Last week, the clothing manufacturer Twin Hill, a subsidiary of Houston-based Men's Wearhouse, fired off a letter to APFA leaders saying that testing has showed the uniforms to be safe. Nevertheless, the company said it wants to find an amicable solution.

Twin Hill senior vice president Daryl Stilley invited the union to visit the company's Houston warehouse, along with American officials, to conduct joint chemical testing of the uniforms. "We don't expect you to take our word for it - we encourage you to see for yourself," Stilley said. The letter said a visit was scheduled three times in the last two months, and each time APFA canceled at the last moment.

Since the uniforms were rolled out, American's flight attendants' union is the only employee group to make formal injury claims. American spokesman Matt Miller said about 450 employees have filed reports with the airline telling of a bad reaction, including 350 flight attendants. "There have been some employees who have expressed concerns and had an allergic reaction to the uniform material," Miller said. "We're encouraging anyone who has experienced a negative reaction to file a report so we can address each concern individually."

This is not the first time Twin Hill has had a run-in with airline flight attendants.

In 2013, Alaska Airlines contracted with Lands' End Business Outfitters for new uniforms for flight attendants and customer service and cargo agents after complaints of adverse reactions to Twin Hill uniforms. "When employees began complaining of symptoms, we offered alternative uniform pieces, and then ultimately provided the new uniforms," an Alaska spokeswoman said.

Separately, 164 Alaska Airlines flight attendants filed a lawsuit, alleging that the Twin Hill uniforms caused various health problems. Ultimately, a court rejected the flight attendants' claims, saying the National Institute for Occupational Safety and Health, part of the Centers for Disease Control and Prevention, was "not able to relate the symptoms" to the uniforms.

American Airlines has made a non-wool version available to workers with sensitivity to wool.
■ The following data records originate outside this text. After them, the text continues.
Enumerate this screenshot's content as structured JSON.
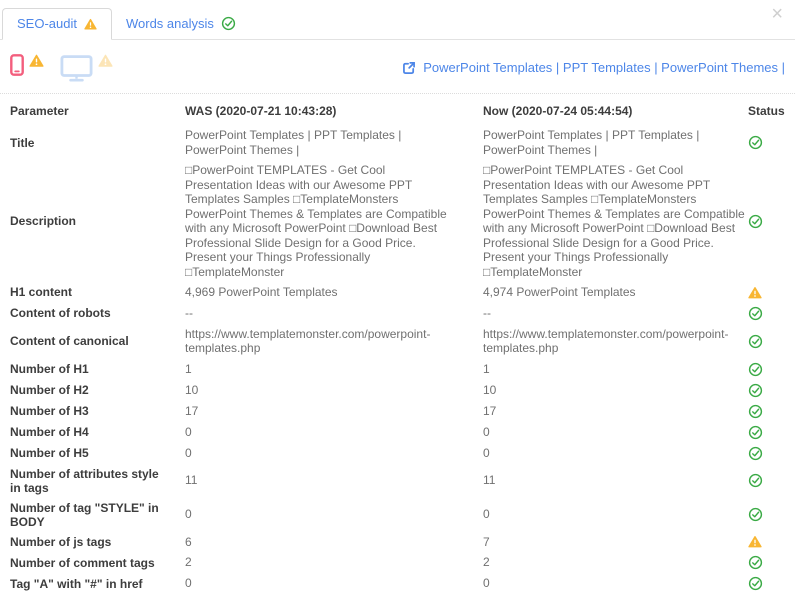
{
  "close_icon": "×",
  "tabs": [
    {
      "label": "SEO-audit",
      "status": "warning",
      "active": true
    },
    {
      "label": "Words analysis",
      "status": "ok",
      "active": false
    }
  ],
  "devices": [
    {
      "name": "mobile",
      "status": "warning"
    },
    {
      "name": "desktop",
      "status": "warning-muted"
    }
  ],
  "page_link": {
    "label": "PowerPoint Templates | PPT Templates | PowerPoint Themes |"
  },
  "colors": {
    "accent_blue": "#4d86e8",
    "ok_green": "#3aaa45",
    "warning_amber": "#f8b633",
    "mobile_pink": "#f35e7d",
    "desktop_light_blue": "#c9dcf5"
  },
  "table": {
    "headers": {
      "parameter": "Parameter",
      "was": "WAS (2020-07-21 10:43:28)",
      "now": "Now (2020-07-24 05:44:54)",
      "status": "Status"
    },
    "rows": [
      {
        "param": "Title",
        "was": "PowerPoint Templates | PPT Templates | PowerPoint Themes |",
        "now": "PowerPoint Templates | PPT Templates | PowerPoint Themes |",
        "status": "ok"
      },
      {
        "param": "Description",
        "was": "□PowerPoint TEMPLATES - Get Cool Presentation Ideas with our Awesome PPT Templates Samples □TemplateMonsters PowerPoint Themes & Templates are Compatible with any Microsoft PowerPoint □Download Best Professional Slide Design for a Good Price. Present your Things Professionally □TemplateMonster",
        "now": "□PowerPoint TEMPLATES - Get Cool Presentation Ideas with our Awesome PPT Templates Samples □TemplateMonsters PowerPoint Themes & Templates are Compatible with any Microsoft PowerPoint □Download Best Professional Slide Design for a Good Price. Present your Things Professionally □TemplateMonster",
        "status": "ok"
      },
      {
        "param": "H1 content",
        "was": "4,969 PowerPoint Templates",
        "now": "4,974 PowerPoint Templates",
        "status": "warning"
      },
      {
        "param": "Content of robots",
        "was": "--",
        "now": "--",
        "status": "ok"
      },
      {
        "param": "Content of canonical",
        "was": "https://www.templatemonster.com/powerpoint-templates.php",
        "now": "https://www.templatemonster.com/powerpoint-templates.php",
        "status": "ok"
      },
      {
        "param": "Number of H1",
        "was": "1",
        "now": "1",
        "status": "ok"
      },
      {
        "param": "Number of H2",
        "was": "10",
        "now": "10",
        "status": "ok"
      },
      {
        "param": "Number of H3",
        "was": "17",
        "now": "17",
        "status": "ok"
      },
      {
        "param": "Number of H4",
        "was": "0",
        "now": "0",
        "status": "ok"
      },
      {
        "param": "Number of H5",
        "was": "0",
        "now": "0",
        "status": "ok"
      },
      {
        "param": "Number of attributes style in tags",
        "was": "11",
        "now": "11",
        "status": "ok"
      },
      {
        "param": "Number of tag \"STYLE\" in BODY",
        "was": "0",
        "now": "0",
        "status": "ok"
      },
      {
        "param": "Number of js tags",
        "was": "6",
        "now": "7",
        "status": "warning"
      },
      {
        "param": "Number of comment tags",
        "was": "2",
        "now": "2",
        "status": "ok"
      },
      {
        "param": "Tag \"A\" with \"#\" in href",
        "was": "0",
        "now": "0",
        "status": "ok"
      }
    ]
  }
}
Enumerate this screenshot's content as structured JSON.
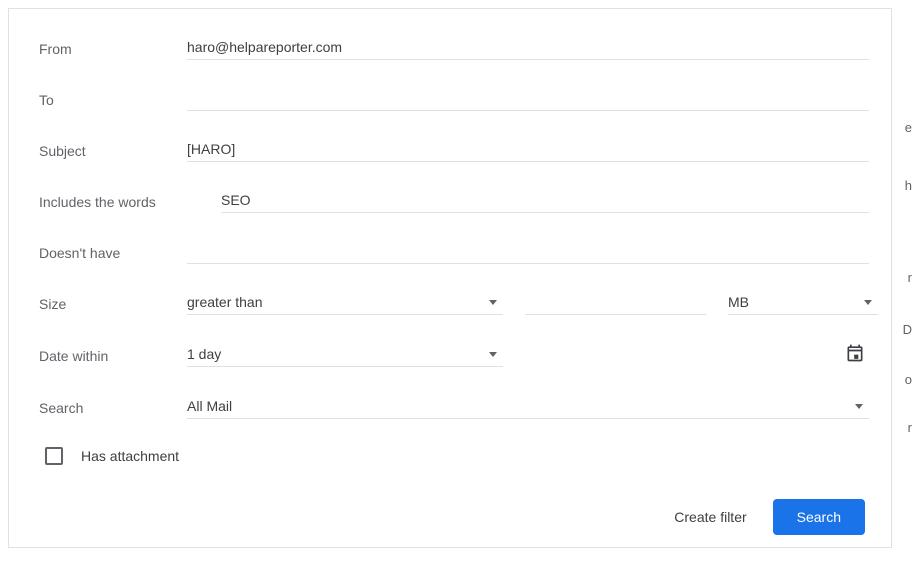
{
  "labels": {
    "from": "From",
    "to": "To",
    "subject": "Subject",
    "includes": "Includes the words",
    "doesnt": "Doesn't have",
    "size": "Size",
    "date": "Date within",
    "search": "Search",
    "attachment": "Has attachment"
  },
  "fields": {
    "from": "haro@helpareporter.com",
    "to": "",
    "subject": "[HARO]",
    "includes": "SEO",
    "doesnt": "",
    "size_comparator": "greater than",
    "size_value": "",
    "size_unit": "MB",
    "date_within": "1 day",
    "search_in": "All Mail",
    "has_attachment": false
  },
  "actions": {
    "create_filter": "Create filter",
    "search": "Search"
  },
  "peek": {
    "a": "e",
    "b": "r",
    "c": "D",
    "d": "o",
    "e": "r",
    "f": "h"
  }
}
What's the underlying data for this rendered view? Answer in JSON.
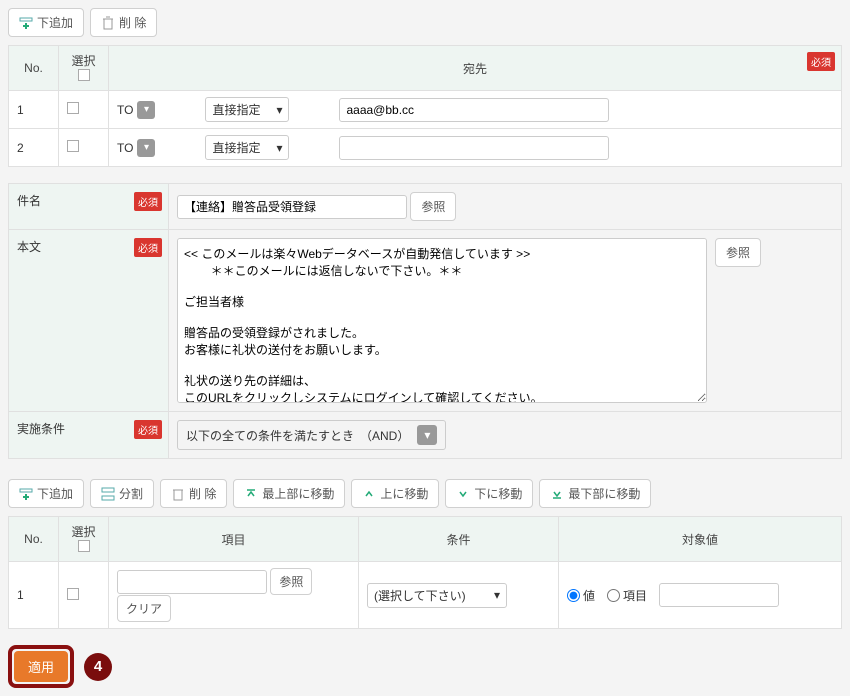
{
  "toolbar1": {
    "add_below": "下追加",
    "delete": "削 除"
  },
  "recipients": {
    "headers": {
      "no": "No.",
      "select": "選択",
      "dest": "宛先",
      "required": "必須"
    },
    "rows": [
      {
        "no": "1",
        "type": "TO",
        "mode": "直接指定",
        "addr": "aaaa@bb.cc"
      },
      {
        "no": "2",
        "type": "TO",
        "mode": "直接指定",
        "addr": ""
      }
    ]
  },
  "form": {
    "subject_label": "件名",
    "subject_value": "【連絡】贈答品受領登録",
    "ref_btn": "参照",
    "body_label": "本文",
    "body_value": "<< このメールは楽々Webデータベースが自動発信しています >>\n        ＊＊このメールには返信しないで下さい。＊＊\n\nご担当者様\n\n贈答品の受領登録がされました。\nお客様に礼状の送付をお願いします。\n\n礼状の送り先の詳細は、\nこのURLをクリックしシステムにログインして確認してください。\n %url_inq%",
    "cond_label": "実施条件",
    "cond_value": "以下の全ての条件を満たすとき　（AND）",
    "required": "必須"
  },
  "toolbar2": {
    "add_below": "下追加",
    "split": "分割",
    "delete": "削 除",
    "move_top": "最上部に移動",
    "move_up": "上に移動",
    "move_down": "下に移動",
    "move_bottom": "最下部に移動"
  },
  "conditions": {
    "headers": {
      "no": "No.",
      "select": "選択",
      "item": "項目",
      "cond": "条件",
      "target": "対象値"
    },
    "ref_btn": "参照",
    "clear_btn": "クリア",
    "rows": [
      {
        "no": "1",
        "item": "",
        "cond": "(選択して下さい)",
        "radio_value": "値",
        "radio_item": "項目",
        "target": ""
      }
    ]
  },
  "apply": {
    "label": "適用",
    "annotation": "4"
  },
  "icons": {
    "caret": "▾"
  }
}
The manufacturer said it is designing 100 percent cotton garments as another alternative. "We are committed to ensuring that every single AA employee has a uniform that is both safe and comfortable," Stilley wrote.

Miller said American has permitted the affected employees to continue wearing their old uniforms, and to purchase certain uniform items at department stores. American will reimburse employees for the costs, he said.

"We are making options, and alternatives available, for anyone who has concerns," Miller said. "But from our point of view, the uniforms are safe. We have conducted three rounds of testing, one before the uniform roll out, and two after the rollout. All that testing has demonstrated the uniforms are safe and they meet the industry benchmark for garment safety."

American plans to conduct an additional round of testing, and does not plan to  recall the uniforms.

Shane Staples, spokesman for the flight attendants, said the union has a toxicologist "working on our behalf. We feel that it's premature to pull [uniform] samples until we have agreed on a testing protocol. We want to make sure that the joint testing that we do with the company will elicit good, solid information.

"We're trying to get the company to agree to allow our toxicologist to have some input on that testing protocol. That's the sticking point right now," he said.